• [Data for the task]

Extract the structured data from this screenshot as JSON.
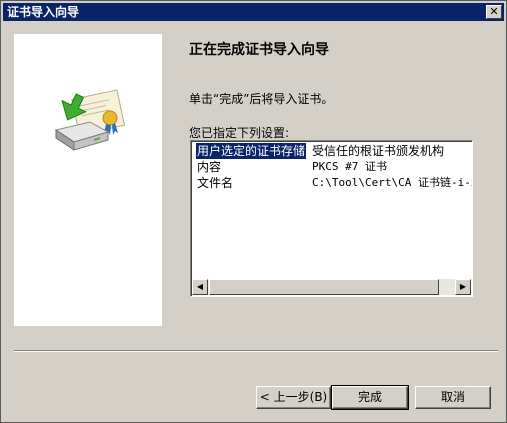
{
  "window": {
    "title": "证书导入向导",
    "close_label": "✕"
  },
  "wizard": {
    "heading": "正在完成证书导入向导",
    "message": "单击“完成”后将导入证书。",
    "settings_label": "您已指定下列设置:",
    "icon": "certificate-import-icon"
  },
  "settings": [
    {
      "key": "用户选定的证书存储",
      "value": "受信任的根证书颁发机构",
      "selected": true
    },
    {
      "key": "内容",
      "value": "PKCS #7 证书",
      "selected": false
    },
    {
      "key": "文件名",
      "value": "C:\\Tool\\Cert\\CA 证书链-i-x-",
      "selected": false
    }
  ],
  "buttons": {
    "back": "< 上一步(B)",
    "finish": "完成",
    "cancel": "取消"
  },
  "colors": {
    "titlebar": "#0a246a",
    "selection": "#0a246a",
    "dialog": "#d4d0c8"
  }
}
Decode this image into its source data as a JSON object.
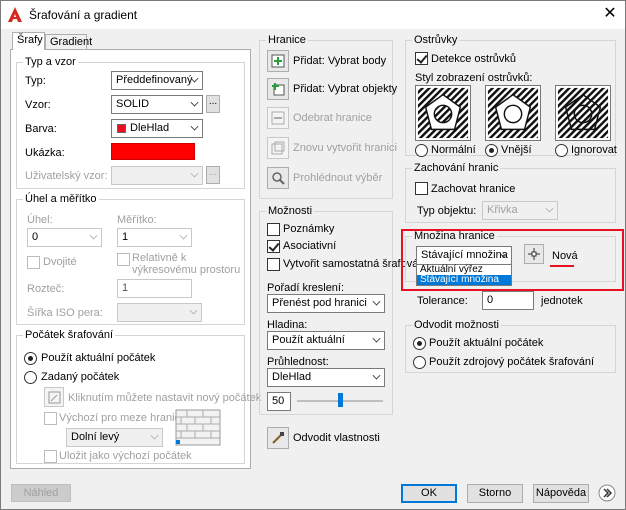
{
  "window": {
    "title": "Šrafování a gradient",
    "tabs": [
      "Šrafy",
      "Gradient"
    ]
  },
  "colors": {
    "swatch": "#ff0000",
    "highlight_border": "#e81123",
    "selection": "#0078d7"
  },
  "typ_a_vzor": {
    "title": "Typ a vzor",
    "typ_label": "Typ:",
    "typ_value": "Předdefinovaný",
    "vzor_label": "Vzor:",
    "vzor_value": "SOLID",
    "barva_label": "Barva:",
    "barva_value": "DleHlad",
    "ukazka_label": "Ukázka:",
    "uziv_vzor_label": "Uživatelský vzor:",
    "dots": "..."
  },
  "uhel": {
    "title": "Úhel a měřítko",
    "uhel_label": "Úhel:",
    "uhel_value": "0",
    "meritko_label": "Měřítko:",
    "meritko_value": "1",
    "dvojite_label": "Dvojité",
    "relativne_label": "Relativně k výkresovému prostoru",
    "roztec_label": "Rozteč:",
    "roztec_value": "1",
    "sirka_label": "Šířka ISO pera:"
  },
  "pocatek": {
    "title": "Počátek šrafování",
    "pouzit_label": "Použít aktuální počátek",
    "zadany_label": "Zadaný počátek",
    "kliknutim_label": "Kliknutím můžete nastavit nový počátek",
    "vychozi_label": "Výchozí pro meze hranice",
    "dolni_value": "Dolní levý",
    "ulozit_label": "Uložit jako výchozí počátek"
  },
  "hranice": {
    "title": "Hranice",
    "pridat_body": "Přidat: Vybrat body",
    "pridat_objekty": "Přidat: Vybrat objekty",
    "odebrat": "Odebrat hranice",
    "znovu": "Znovu vytvořit hranici",
    "prohlednout": "Prohlédnout výběr"
  },
  "moznosti": {
    "title": "Možnosti",
    "poznamky": "Poznámky",
    "asociativni": "Asociativní",
    "vytvorit": "Vytvořit samostatná šrafování",
    "poradi_label": "Pořadí kreslení:",
    "poradi_value": "Přenést pod hranici",
    "hladina_label": "Hladina:",
    "hladina_value": "Použít aktuální",
    "pruhlednost_label": "Průhlednost:",
    "pruhlednost_value": "DleHlad",
    "slider_value": "50",
    "slider_fraction": 0.5,
    "odvodit": "Odvodit vlastnosti"
  },
  "ostrovky": {
    "title": "Ostrůvky",
    "detekce_label": "Detekce ostrůvků",
    "styl_label": "Styl zobrazení ostrůvků:",
    "normalni": "Normální",
    "vnejsi": "Vnější",
    "ignorovat": "Ignorovat"
  },
  "zachovani": {
    "title": "Zachování hranic",
    "zachovat_label": "Zachovat hranice",
    "typ_label": "Typ objektu:",
    "typ_value": "Křivka"
  },
  "mnozina": {
    "title": "Množina hranice",
    "value": "Stávající množina",
    "options": [
      "Aktuální výřez",
      "Stávající množina"
    ],
    "nova_label": "Nová"
  },
  "tolerance": {
    "label": "Tolerance:",
    "value": "0",
    "unit": "jednotek"
  },
  "odvodit_moznosti": {
    "title": "Odvodit možnosti",
    "aktualni": "Použít aktuální počátek",
    "zdrojovy": "Použít zdrojový počátek šrafování"
  },
  "footer": {
    "nahled": "Náhled",
    "ok": "OK",
    "storno": "Storno",
    "napoveda": "Nápověda"
  }
}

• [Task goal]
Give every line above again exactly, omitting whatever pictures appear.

• [Written reply]
Extract the structured data from this screenshot as JSON.
{
  "window": {
    "title": "证书导入向导",
    "close_label": "✕"
  },
  "wizard": {
    "heading": "正在完成证书导入向导",
    "message": "单击“完成”后将导入证书。",
    "settings_label": "您已指定下列设置:",
    "icon": "certificate-import-icon"
  },
  "settings": [
    {
      "key": "用户选定的证书存储",
      "value": "受信任的根证书颁发机构",
      "selected": true
    },
    {
      "key": "内容",
      "value": "PKCS #7 证书",
      "selected": false
    },
    {
      "key": "文件名",
      "value": "C:\\Tool\\Cert\\CA 证书链-i-x-",
      "selected": false
    }
  ],
  "buttons": {
    "back": "< 上一步(B)",
    "finish": "完成",
    "cancel": "取消"
  },
  "colors": {
    "titlebar": "#0a246a",
    "selection": "#0a246a",
    "dialog": "#d4d0c8"
  }
}
Decode this image into its source data as a JSON object.
{
  "window": {
    "title": "Šrafování a gradient",
    "tabs": [
      "Šrafy",
      "Gradient"
    ]
  },
  "colors": {
    "swatch": "#ff0000",
    "highlight_border": "#e81123",
    "selection": "#0078d7"
  },
  "typ_a_vzor": {
    "title": "Typ a vzor",
    "typ_label": "Typ:",
    "typ_value": "Předdefinovaný",
    "vzor_label": "Vzor:",
    "vzor_value": "SOLID",
    "barva_label": "Barva:",
    "barva_value": "DleHlad",
    "ukazka_label": "Ukázka:",
    "uziv_vzor_label": "Uživatelský vzor:",
    "dots": "..."
  },
  "uhel": {
    "title": "Úhel a měřítko",
    "uhel_label": "Úhel:",
    "uhel_value": "0",
    "meritko_label": "Měřítko:",
    "meritko_value": "1",
    "dvojite_label": "Dvojité",
    "relativne_label": "Relativně k výkresovému prostoru",
    "roztec_label": "Rozteč:",
    "roztec_value": "1",
    "sirka_label": "Šířka ISO pera:"
  },
  "pocatek": {
    "title": "Počátek šrafování",
    "pouzit_label": "Použít aktuální počátek",
    "zadany_label": "Zadaný počátek",
    "kliknutim_label": "Kliknutím můžete nastavit nový počátek",
    "vychozi_label": "Výchozí pro meze hranice",
    "dolni_value": "Dolní levý",
    "ulozit_label": "Uložit jako výchozí počátek"
  },
  "hranice": {
    "title": "Hranice",
    "pridat_body": "Přidat: Vybrat body",
    "pridat_objekty": "Přidat: Vybrat objekty",
    "odebrat": "Odebrat hranice",
    "znovu": "Znovu vytvořit hranici",
    "prohlednout": "Prohlédnout výběr"
  },
  "moznosti": {
    "title": "Možnosti",
    "poznamky": "Poznámky",
    "asociativni": "Asociativní",
    "vytvorit": "Vytvořit samostatná šrafování",
    "poradi_label": "Pořadí kreslení:",
    "poradi_value": "Přenést pod hranici",
    "hladina_label": "Hladina:",
    "hladina_value": "Použít aktuální",
    "pruhlednost_label": "Průhlednost:",
    "pruhlednost_value": "DleHlad",
    "slider_value": "50",
    "slider_fraction": 0.5,
    "odvodit": "Odvodit vlastnosti"
  },
  "ostrovky": {
    "title": "Ostrůvky",
    "detekce_label": "Detekce ostrůvků",
    "styl_label": "Styl zobrazení ostrůvků:",
    "normalni": "Normální",
    "vnejsi": "Vnější",
    "ignorovat": "Ignorovat"
  },
  "zachovani": {
    "title": "Zachování hranic",
    "zachovat_label": "Zachovat hranice",
    "typ_label": "Typ objektu:",
    "typ_value": "Křivka"
  },
  "mnozina": {
    "title": "Množina hranice",
    "value": "Stávající množina",
    "options": [
      "Aktuální výřez",
      "Stávající množina"
    ],
    "nova_label": "Nová"
  },
  "tolerance": {
    "label": "Tolerance:",
    "value": "0",
    "unit": "jednotek"
  },
  "odvodit_moznosti": {
    "title": "Odvodit možnosti",
    "aktualni": "Použít aktuální počátek",
    "zdrojovy": "Použít zdrojový počátek šrafování"
  },
  "footer": {
    "nahled": "Náhled",
    "ok": "OK",
    "storno": "Storno",
    "napoveda": "Nápověda"
  }
}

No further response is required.